Saved data entries:
....

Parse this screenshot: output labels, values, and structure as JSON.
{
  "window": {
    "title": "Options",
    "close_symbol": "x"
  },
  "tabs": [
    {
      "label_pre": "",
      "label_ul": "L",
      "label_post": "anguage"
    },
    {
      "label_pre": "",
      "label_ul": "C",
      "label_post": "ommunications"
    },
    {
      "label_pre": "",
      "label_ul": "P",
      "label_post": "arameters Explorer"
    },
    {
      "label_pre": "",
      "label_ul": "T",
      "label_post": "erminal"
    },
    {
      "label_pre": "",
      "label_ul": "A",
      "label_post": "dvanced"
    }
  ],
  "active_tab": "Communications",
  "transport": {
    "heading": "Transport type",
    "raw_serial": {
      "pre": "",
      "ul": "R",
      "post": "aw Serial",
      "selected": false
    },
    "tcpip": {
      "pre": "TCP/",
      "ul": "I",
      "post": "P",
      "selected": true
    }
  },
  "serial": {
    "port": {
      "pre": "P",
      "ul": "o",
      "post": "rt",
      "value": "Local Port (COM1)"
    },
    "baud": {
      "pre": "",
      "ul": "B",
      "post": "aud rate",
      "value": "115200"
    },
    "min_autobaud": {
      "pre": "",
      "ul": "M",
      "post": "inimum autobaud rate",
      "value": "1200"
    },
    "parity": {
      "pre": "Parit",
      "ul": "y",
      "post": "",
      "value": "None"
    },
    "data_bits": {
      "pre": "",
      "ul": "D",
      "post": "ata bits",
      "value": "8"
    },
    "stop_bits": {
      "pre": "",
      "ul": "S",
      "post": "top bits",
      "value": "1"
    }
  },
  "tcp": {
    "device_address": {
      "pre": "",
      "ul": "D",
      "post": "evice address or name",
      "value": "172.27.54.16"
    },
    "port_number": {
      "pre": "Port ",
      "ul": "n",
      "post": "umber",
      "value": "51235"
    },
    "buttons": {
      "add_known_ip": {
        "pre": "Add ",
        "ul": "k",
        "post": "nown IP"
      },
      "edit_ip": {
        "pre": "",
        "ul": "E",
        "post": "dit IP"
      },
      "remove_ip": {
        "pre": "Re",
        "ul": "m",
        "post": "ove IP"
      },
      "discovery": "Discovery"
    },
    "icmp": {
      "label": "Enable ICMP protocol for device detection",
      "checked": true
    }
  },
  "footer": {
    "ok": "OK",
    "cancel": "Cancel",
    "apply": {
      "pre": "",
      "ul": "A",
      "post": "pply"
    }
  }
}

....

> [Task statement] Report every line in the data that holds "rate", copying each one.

> [Solution]
      "post": "aud rate",
      "post": "inimum autobaud rate",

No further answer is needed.